__Activity__:
In the material below, the lines containing the word "Randomize" are required; copy each of them.

__Records supplied__:
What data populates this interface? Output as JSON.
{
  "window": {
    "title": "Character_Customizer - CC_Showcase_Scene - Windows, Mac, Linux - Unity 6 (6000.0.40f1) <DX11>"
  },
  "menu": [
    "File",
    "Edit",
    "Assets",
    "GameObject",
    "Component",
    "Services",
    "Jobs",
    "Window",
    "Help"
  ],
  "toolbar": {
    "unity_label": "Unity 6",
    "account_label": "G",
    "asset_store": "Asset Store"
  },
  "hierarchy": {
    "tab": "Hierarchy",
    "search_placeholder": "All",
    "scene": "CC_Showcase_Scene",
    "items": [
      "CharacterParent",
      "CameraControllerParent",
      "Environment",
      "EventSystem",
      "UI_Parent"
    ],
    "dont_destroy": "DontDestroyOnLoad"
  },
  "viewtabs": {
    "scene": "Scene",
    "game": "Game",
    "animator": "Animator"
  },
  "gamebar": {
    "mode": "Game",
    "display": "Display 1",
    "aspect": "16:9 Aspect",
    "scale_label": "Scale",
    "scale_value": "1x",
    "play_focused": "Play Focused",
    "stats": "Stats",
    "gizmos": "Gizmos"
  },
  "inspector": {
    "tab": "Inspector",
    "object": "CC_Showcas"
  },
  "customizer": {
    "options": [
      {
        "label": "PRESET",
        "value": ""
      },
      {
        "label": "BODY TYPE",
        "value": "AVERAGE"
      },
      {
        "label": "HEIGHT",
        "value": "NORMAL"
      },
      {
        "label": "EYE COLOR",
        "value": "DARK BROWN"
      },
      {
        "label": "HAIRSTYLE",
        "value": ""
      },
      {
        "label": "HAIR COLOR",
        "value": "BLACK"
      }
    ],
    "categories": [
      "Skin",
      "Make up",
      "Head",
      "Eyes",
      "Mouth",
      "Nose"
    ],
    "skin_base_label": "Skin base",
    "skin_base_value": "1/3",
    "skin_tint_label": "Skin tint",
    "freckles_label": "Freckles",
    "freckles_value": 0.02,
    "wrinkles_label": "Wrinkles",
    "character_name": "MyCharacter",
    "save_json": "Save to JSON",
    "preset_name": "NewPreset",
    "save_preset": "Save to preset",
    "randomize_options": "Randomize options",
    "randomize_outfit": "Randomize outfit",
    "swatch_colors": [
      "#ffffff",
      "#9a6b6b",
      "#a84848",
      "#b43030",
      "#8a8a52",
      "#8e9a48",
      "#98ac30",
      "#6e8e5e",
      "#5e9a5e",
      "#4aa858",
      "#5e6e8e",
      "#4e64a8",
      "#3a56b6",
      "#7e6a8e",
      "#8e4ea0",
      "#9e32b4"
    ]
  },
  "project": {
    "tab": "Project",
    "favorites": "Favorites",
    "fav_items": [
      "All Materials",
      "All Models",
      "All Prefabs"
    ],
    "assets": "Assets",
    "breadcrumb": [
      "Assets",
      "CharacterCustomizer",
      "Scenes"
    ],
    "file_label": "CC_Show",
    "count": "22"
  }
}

__Exercise result__:
    "randomize_options": "Randomize options",
    "randomize_outfit": "Randomize outfit",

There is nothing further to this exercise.